Some squash need to be hand polinated, just google "hand pollinating squash." There are youtube vids that would explain better than I could in text alone. It's pretty easy, and it has worked for me.
13 Apr 12, Masha (Australia - temperate climate)
I chucked some seeds out in the backyard from a squash I'd bought, and about 3 months later the plant suddenly appeared. Now, another month orso later, it has some fruits on it and lots of flowers! Strange thing is, I never water my garden, and when I did start watering it (watermelons had also suddenly appeared out of nowhere) it nearly died :(
01 Jan 12, Robyn (Australia - tropical climate)
I have planted squash and they have been flowering well but when the flowers are finished the whole thing is falling off the stem including the bulb, almost like the stem is not strong enough for the flower. Some input would be much appreciated
Showing 11 - 20 of 40 comments

Hi Guys, I don’t know if this is the right forum for this, but, can some explain to me why a gem squash plant I have has produced so many flowers and yet not one has grown into a squash. I have seen the small squashes grow to about 1cm and then the little stalk starts to dry out and the squash falls off. I have it growing as a vine to keep it off my courtyard floor, is this part of or the problem,

- anthony bass

Please provide your email address if you are hoping for a reply


All comments are reviewed before displaying on the site, so your posting will not appear immediately

Gardenate App

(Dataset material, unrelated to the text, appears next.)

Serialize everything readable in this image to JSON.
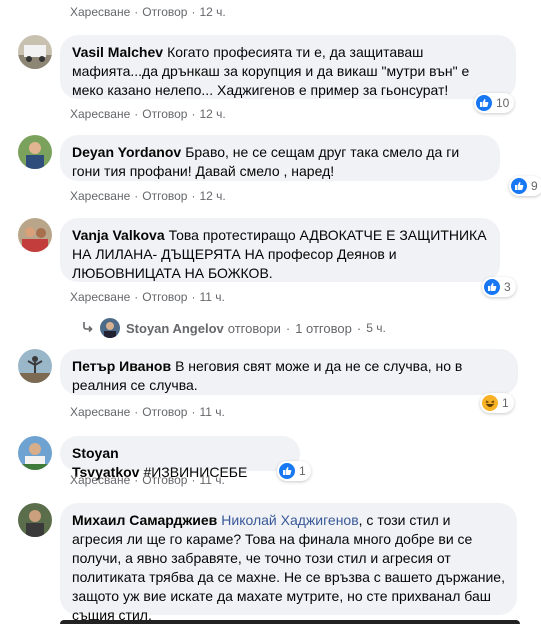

Buy the app for iPhone/iPod, iPad or Android and support Gardenate

Planting reminders

Join 30,000+ gardeners who rely on Gardenate. Subscribe to our free planting reminders email newsletter


Home | Vegetables and herbs to plant | Climate zones | About Gardenate | Contact us | Privacy Policy

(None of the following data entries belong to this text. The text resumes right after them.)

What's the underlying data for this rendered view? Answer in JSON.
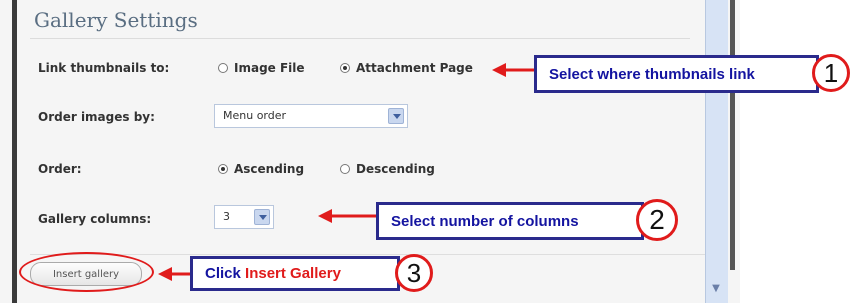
{
  "panel": {
    "title": "Gallery Settings"
  },
  "settings": {
    "link_thumbnails": {
      "label": "Link thumbnails to:",
      "options": [
        "Image File",
        "Attachment Page"
      ],
      "selected": "Attachment Page"
    },
    "order_images_by": {
      "label": "Order images by:",
      "value": "Menu order"
    },
    "order": {
      "label": "Order:",
      "options": [
        "Ascending",
        "Descending"
      ],
      "selected": "Ascending"
    },
    "gallery_columns": {
      "label": "Gallery columns:",
      "value": "3"
    }
  },
  "insert_button": {
    "label": "Insert gallery"
  },
  "annotations": {
    "callout1": {
      "text": "Select where thumbnails link",
      "number": "1"
    },
    "callout2": {
      "text": "Select number of columns",
      "number": "2"
    },
    "callout3": {
      "text_prefix": "Click ",
      "text_highlight": "Insert Gallery",
      "number": "3"
    },
    "colors": {
      "callout_border": "#2a2a8c",
      "callout_text": "#1414a0",
      "arrow": "#e01b1b"
    }
  }
}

This planting guide is a general reference intended for home gardeners. We recommend that you take into account your local conditions in making planting decisions. Gardenate is not a farming or commercial advisory service. For specific advice, please contact your local plant suppliers, gardening groups, or agricultural department. The information on this site is presented in good faith, but we take no responsibility as to the accuracy of the information provided.
We cannot help if you are overrun by giant slugs.